It is likely that most, if not all, of the IoT devices used in the October 21 attack were infected without their owner's knowledge. This attack should serve as a warning to anyone with internet-connected devices in their home or office. Now is the time to not only make sure your own devices are configured properly, but to make sure your friends and family are aware of the many dangers the internet poses if we're not careful about the devices we use, the software we download, and the personal information we share online.
What Issues Should I Focus On?
Talking to your friends and family about configuring their smartphone security settings or oversharing personal information on social media probably sounds like a boring or even daunting task. However, it's important to share your knowledge with the people in your life who may not have the same resources. We recommend focusing on the following issues when educating your family and/or friends on cybersecurity risks:
- Sharing personal information – Make sure they understand all the various places their information can live on the internet and how easily it can be stolen by hackers for malicious purposes. See our recent Cybersecurity Awareness Month alert, Protecting Your Online Identity
- Phishing and vishing scams – Educate them on how to identify and not fall victim to these types of scams, and what to do if they think they've become a victim. In particular, share with them some of the more commonly seen scams, such as U.S. tax season scams.
- Software updates and patches – Tell them that security issues are continually being found and fixed, and it's important to not let any of their devices become out of date. Make sure they keep the software on their computers, smartphones, and other internet-connected devices up to date where possible (it's important to note that some IoT devices cannot be patched). Have them enable automatic updates if possible.
- Endpoint protection and/or antivirus software – Have them check with their ISP to see if there is a complimentary or discounted license available to customers for this type of software. Make sure they keep the software up to date. See our recent webcast, Next-Generation Antivirus
- Software downloads – Have them avoid unnecessary software downloads, and only download software from reputable sources. Although free games for kids may be fun, they could contain malware or viruses that can steal information off the device.
- Wi-Fi security – Make sure they secure their home Wi-Fi networks properly. Educate them on the risks of connecting to public Wi-Fi in places like airports or coffee shops. See our tips on securing your home Wi-Fi network and public Wi-Fi best practices
- Strong passwords and multi-factor authentication– Educate them on the characteristics of a strong password, and how to enable multi-factor authentication when possible. Make sure they create a new password on every device they own, and lock the device when not in use. See our password strength best practices and our recent webcast on password management strategies.
- Internet-connected device security – Mobile and smart devices are a common target for hackers to install malware that can control your device and be used for malicious purposes, such as stealing your personal information. See our recent Cybersecurity Awareness Month alerts Protecting Your Data at Home and Being Smart About Your Smartphone

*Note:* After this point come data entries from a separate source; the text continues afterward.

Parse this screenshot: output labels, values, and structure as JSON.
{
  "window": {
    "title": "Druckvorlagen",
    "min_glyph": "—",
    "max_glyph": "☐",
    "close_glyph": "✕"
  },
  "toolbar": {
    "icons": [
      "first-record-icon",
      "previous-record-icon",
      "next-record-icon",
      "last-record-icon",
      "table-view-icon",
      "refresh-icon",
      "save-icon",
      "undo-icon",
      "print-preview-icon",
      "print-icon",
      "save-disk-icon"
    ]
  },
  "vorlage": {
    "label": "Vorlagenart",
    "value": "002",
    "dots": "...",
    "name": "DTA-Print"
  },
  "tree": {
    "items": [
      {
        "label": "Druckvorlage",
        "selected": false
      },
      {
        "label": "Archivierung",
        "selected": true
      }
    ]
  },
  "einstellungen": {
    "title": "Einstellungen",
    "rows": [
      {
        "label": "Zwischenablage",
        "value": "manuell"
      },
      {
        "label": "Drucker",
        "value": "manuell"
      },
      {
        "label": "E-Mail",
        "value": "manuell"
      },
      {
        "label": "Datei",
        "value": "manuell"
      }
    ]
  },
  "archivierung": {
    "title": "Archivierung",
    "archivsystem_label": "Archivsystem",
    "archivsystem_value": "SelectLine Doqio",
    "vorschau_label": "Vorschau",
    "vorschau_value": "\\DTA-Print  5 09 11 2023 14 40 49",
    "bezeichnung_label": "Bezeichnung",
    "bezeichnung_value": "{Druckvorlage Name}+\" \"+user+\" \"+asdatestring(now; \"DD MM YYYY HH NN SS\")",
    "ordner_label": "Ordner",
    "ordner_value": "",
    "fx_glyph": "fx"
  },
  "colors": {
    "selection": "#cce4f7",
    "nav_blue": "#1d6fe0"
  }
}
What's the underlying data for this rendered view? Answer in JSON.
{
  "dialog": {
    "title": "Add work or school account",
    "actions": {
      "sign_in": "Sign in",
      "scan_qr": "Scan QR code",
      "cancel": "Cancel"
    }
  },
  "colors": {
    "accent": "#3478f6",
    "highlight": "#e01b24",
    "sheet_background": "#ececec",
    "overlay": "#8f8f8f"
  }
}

- Disposing of old devices – Make sure they don't throw away or recycle old devices without properly removing all personal data and using a secure recycling program. See the Federal Trade Commission's guidelines on mobile device disposal here. Have them contact their service provider to see if any other steps need to be taken to protect their personal data.

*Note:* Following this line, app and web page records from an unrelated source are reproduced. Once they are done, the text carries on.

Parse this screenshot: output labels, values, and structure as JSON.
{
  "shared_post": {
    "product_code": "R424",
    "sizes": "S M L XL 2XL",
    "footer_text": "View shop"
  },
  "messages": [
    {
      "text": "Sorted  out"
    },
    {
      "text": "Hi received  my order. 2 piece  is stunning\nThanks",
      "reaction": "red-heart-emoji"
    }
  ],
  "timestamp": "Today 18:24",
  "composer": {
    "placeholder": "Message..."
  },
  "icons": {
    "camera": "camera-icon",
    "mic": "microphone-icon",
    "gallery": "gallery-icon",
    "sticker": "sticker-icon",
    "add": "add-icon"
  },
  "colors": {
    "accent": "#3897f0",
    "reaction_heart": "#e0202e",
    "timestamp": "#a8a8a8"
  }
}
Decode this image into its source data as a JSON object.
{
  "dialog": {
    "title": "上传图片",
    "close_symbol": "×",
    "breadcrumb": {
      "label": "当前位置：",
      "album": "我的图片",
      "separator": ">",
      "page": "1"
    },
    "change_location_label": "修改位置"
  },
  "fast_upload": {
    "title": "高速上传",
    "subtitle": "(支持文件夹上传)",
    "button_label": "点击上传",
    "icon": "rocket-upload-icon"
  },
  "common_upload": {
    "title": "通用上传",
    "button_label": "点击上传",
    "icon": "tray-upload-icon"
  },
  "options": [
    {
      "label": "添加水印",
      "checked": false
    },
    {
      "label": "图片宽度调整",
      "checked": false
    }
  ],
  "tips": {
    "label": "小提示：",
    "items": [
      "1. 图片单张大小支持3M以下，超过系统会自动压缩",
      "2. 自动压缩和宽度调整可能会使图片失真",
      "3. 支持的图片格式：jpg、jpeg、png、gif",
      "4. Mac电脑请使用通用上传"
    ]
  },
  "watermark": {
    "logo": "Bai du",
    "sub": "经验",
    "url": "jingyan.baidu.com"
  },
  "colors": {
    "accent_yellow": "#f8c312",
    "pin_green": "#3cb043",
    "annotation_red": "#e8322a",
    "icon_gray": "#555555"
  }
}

In addition to the resources listed above, the U.S. Department of Homeland Security's Stop.Think.Connect Campaign for National Cyber Security Awareness Month has compiled resources targeted toward the following demographics:
We hope you have found our Cybersecurity Awareness Month campaign to be informative and useful, both at the office and at home. If you have any questions, please contact your ACA Aponix consultant or email us at firstname.lastname@example.org.